Did Origen believe Satan will be saved? Why do we consider him a Church Father, as opposed to a heretic?
I don’t know that the Church does hold to everything Origen taught - I was under the impression that he’s rather like Tertullian in that regard.
Doesn’t mean that these gentlemen have nothing useful to say, but we dont’ accept every word.
You’ve put it well, LilyM.
The “apokatastasis” or restoration of all things, which boils down to universalism–in which even Satan will be saved–is one of Origen’s propositions condemned by the 5th Council.
Origen and Tertullian are like the girl with the curl in her forehead: when they are good, they are very good, and when they are bad they are horrid.
Are we sure he actually taught that? While he was obviously a universalist like many during his age I had got the impression from his writings that he was not quiet willing to say that the Devil would be saved to, he simply acknowledged the theoretical possibility.
Also I don’t think that his universalist beliefs were condemned at the 5th Council. His beliefs regarding the the pre-existance of souls and their descent into bodies were condemned. Origen’s resulting beliefs of spiritual and physical natures of men, angels and demons were condemned as well. He also had a belief in angelic reincarnation. While almost all of his teachings on angels were condemned I don’t recall universalism being condemned (at that council at least).
It is difficult to know what was going on with that council’s findings as most of the western bishops were not present and an anti-pope was established (by Justinian) to preside over it after Pope Vigilius refused to attend. Which pretty much nullifies its authority if not necessarily its findings.
I don’t know I just chimed in because I’ve always found the council and the build up to it a little “hinky”. But I could be wrong.

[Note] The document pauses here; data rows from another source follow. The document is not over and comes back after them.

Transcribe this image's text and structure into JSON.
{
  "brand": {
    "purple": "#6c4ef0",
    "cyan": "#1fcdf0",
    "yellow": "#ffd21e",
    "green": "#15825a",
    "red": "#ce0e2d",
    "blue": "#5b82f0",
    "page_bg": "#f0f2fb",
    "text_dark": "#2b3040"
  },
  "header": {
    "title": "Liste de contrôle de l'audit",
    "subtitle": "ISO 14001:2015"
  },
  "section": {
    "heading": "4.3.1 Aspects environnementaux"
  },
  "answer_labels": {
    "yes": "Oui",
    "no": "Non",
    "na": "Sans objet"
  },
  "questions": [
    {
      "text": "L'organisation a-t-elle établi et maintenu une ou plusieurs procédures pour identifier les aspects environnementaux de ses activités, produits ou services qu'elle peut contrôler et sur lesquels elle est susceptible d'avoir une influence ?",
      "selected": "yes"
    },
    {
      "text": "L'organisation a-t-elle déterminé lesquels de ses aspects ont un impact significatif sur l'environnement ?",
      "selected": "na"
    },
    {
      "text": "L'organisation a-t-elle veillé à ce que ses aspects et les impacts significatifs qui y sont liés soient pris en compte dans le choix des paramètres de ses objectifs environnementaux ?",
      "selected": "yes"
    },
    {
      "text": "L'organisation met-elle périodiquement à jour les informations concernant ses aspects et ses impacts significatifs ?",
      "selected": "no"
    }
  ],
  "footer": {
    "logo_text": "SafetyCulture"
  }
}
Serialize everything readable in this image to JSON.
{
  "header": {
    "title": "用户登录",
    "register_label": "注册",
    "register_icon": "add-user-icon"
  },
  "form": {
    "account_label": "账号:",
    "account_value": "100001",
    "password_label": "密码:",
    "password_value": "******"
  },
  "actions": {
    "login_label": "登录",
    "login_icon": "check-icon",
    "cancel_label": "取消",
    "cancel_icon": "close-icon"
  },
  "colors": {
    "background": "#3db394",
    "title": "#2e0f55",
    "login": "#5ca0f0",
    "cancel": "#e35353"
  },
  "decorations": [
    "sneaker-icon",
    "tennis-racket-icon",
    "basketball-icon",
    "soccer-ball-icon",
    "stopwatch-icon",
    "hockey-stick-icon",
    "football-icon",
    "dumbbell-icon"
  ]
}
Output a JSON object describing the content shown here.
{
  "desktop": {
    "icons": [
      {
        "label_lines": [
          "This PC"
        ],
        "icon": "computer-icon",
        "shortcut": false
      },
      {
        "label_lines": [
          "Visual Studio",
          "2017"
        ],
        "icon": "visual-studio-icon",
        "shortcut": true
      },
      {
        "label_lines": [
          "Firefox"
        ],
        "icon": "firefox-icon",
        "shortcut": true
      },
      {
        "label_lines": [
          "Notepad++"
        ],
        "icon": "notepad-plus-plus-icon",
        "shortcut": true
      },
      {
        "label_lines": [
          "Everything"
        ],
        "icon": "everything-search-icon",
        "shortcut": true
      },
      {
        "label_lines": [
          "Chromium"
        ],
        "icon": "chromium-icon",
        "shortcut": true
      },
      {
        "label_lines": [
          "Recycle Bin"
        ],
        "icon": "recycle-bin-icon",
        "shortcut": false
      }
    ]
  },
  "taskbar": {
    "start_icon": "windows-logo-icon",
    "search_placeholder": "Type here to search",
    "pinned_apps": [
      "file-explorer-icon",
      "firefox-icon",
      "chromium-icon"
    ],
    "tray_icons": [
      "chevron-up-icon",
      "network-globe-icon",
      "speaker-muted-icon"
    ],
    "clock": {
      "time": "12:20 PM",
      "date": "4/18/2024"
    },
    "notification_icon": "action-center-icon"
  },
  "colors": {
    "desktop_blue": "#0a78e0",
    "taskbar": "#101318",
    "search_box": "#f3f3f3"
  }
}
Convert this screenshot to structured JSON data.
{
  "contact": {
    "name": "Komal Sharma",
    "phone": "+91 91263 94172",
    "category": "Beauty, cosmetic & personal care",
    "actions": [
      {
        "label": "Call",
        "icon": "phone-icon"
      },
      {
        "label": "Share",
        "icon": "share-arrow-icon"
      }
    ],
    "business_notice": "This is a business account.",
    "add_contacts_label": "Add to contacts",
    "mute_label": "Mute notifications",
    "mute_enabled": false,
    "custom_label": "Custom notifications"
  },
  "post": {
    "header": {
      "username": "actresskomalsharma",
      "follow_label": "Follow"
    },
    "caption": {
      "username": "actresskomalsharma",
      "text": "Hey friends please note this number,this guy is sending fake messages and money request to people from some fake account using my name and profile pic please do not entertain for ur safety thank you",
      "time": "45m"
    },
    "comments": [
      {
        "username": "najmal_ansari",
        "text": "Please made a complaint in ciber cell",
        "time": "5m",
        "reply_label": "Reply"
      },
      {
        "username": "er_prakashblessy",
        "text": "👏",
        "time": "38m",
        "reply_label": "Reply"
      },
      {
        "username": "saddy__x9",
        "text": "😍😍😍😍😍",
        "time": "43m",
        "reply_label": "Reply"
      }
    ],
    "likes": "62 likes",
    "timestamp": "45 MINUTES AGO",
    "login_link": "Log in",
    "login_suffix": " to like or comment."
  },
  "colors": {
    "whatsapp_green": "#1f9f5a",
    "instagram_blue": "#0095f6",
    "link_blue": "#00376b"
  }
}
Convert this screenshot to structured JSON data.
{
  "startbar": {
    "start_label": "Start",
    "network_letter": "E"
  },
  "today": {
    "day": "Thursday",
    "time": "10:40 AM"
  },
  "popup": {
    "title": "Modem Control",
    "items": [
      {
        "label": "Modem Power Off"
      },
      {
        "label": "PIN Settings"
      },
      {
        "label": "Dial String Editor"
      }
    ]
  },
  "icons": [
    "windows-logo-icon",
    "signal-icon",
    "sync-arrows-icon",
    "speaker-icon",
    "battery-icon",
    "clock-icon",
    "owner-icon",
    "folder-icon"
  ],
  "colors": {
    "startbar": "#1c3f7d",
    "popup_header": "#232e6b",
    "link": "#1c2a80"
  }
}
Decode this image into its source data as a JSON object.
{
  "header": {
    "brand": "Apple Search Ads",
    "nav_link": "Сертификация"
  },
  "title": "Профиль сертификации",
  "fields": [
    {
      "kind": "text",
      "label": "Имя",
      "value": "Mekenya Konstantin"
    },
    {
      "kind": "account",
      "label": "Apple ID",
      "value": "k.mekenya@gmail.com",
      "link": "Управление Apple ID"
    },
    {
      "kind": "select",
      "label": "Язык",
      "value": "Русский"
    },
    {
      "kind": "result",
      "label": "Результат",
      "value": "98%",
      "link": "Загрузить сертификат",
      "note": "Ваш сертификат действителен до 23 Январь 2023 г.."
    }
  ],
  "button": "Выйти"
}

Was Origen a Bishop, or a lay Theologian? Did he reject his teaching’s when the Church rejected it?
He wasn’t ever a bishop, and as far as can be known never did reject any of his teachings.
He was ordained as a priest partway through his career (irregularly, by the bishop of Caesarea I think, when Origen was still under the authority of the bishop of Alexandria). The Church (as a whole) did not reject his teachings during his lifetime (the bishop of Alexandria didn’t like him and his ideas much, so he wound up moving to Caesarea, where he was regarded as orthodox–I believe he had good relations with Rome as well). The Second Council of Constantinople was held about three hundred years after Origen’s death. This is why he has been rehabilitated in modern Catholicism–even though his opinions were in error on many points, it is clear from his writings that he intended to teach in conformity with the Church. His errors are generally regarded today as understandable given that he was breaking new ground theologically, asking questions about things Christians hadn’t had time to think about much before him. Pope Benedict spoke very highly of Origen some months ago.
As usual you sum things up nicely. I’ve always felt that Origen was more guilty of being overly bright and exploratory in his Faith during a time when it was still very young and new. I’ve always admired him greatly. He was infact a major cause for my return to ancient Christianity.